- Use affirmations. Affirmations are something I discuss frequently with my community, and there are many ways to go about using them in your daily life. This article can help explain how they work and it includes some pre-made affirmations you can start using right away. The idea is to use present tense, positive statements to tell your brain what types of actions you want it to take, and what types of feelings or thoughts you'd like to have. The objection to affirmations I hear most often is: "I don't actually feel that way, so it feels like lying to myself and I don't want to do that." I understand this sensation, but do your best to fight it. Affirmations will feel a bit weird at first, but please try to push through and repeat these positive statements to yourself as often as you can. I think you'll find them to be quite empowering after you pair them with some intentional actions. For sleep, one of my favorite affirmations to use is "my body is tired and my mind is ready for rest". I treat this particular one like a mantra and repeat it to myself often as I'm winding down. You could also create an affirmation based narrative about yourself and use that, something like "I am a person who falls asleep easily and wakes up feeling refreshed" may help you with telling your brain how you would like to feel before and after sleep. You're not lying to yourself, you're just telling your mind your intentions while knowing you're perfectly capable of achieving them.

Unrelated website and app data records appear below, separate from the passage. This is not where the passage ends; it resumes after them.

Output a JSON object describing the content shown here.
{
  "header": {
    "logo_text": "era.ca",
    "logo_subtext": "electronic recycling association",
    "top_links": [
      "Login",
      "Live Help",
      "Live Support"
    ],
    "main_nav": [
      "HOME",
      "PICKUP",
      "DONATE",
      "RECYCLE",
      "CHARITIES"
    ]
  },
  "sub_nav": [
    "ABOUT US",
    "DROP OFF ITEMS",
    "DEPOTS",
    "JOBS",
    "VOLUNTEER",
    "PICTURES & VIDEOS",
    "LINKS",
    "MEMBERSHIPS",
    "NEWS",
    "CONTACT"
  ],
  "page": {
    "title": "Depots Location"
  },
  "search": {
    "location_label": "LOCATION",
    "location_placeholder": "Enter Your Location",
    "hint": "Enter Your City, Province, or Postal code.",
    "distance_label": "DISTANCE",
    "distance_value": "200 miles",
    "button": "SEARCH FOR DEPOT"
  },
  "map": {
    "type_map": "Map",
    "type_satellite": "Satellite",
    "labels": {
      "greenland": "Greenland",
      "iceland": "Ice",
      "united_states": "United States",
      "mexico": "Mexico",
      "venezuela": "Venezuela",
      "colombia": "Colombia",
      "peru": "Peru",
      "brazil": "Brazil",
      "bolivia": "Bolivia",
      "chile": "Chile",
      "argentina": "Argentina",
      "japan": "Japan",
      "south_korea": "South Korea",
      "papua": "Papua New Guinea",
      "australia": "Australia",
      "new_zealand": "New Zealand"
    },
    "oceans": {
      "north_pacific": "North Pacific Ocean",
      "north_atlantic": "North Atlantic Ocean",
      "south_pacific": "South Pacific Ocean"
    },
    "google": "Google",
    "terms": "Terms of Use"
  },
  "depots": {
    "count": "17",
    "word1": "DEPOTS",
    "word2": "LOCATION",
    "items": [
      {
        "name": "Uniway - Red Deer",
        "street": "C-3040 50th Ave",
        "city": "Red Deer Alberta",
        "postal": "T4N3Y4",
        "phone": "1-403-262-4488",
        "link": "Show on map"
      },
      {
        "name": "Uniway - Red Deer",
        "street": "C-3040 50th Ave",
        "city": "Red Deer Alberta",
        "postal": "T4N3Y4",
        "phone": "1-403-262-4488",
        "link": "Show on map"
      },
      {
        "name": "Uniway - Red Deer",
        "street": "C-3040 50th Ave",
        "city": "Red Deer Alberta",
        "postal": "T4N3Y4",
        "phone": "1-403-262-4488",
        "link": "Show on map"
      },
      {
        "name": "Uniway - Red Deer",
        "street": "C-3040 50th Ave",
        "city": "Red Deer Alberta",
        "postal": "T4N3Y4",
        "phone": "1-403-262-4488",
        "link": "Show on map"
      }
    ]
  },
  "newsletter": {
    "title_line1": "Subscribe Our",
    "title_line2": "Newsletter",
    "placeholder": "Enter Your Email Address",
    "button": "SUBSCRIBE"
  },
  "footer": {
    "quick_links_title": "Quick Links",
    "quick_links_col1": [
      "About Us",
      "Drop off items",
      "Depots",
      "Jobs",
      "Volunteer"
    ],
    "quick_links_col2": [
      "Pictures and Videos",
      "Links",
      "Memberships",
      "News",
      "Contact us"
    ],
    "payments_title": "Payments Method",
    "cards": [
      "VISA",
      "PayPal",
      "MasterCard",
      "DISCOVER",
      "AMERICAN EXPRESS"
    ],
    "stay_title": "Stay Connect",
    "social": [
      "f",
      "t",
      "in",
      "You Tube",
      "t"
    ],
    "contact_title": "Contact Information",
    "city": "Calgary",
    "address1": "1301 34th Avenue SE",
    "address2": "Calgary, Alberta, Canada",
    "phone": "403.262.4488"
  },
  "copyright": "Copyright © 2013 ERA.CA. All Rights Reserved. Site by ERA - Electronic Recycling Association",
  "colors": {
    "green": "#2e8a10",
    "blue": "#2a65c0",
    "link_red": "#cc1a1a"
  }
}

- Let go. Pretend you're on a vacation and make the conscious choice to let go of the things your brain and body want you to do. Let them know that this is YOUR time and you will handle those tasks when it's appropriate. When we're on vacation, this seems to be an easier task. We choose to allow ourselves to be unburdened and to quickly refocus ourselves off of work or life issues, for the sake of the moments we have in this new space. You can apply this same idea to everyday life. Letting go may seem challenging, but in reality, it simply comes down to a choice. CHOOSE to let go. Choose to be in your body, in this moment, and choose to give yourself the freedom from your burdens so you can rest. You deserve it.
I hope this information I've shared proves to be beneficial and y'all get the best night's sleep tonight. May your REM cycles be long and strong so you can manifest dope shit when you wake up.
You got this.
(Photo Credit: Kate Stone Matheson on Unsplash)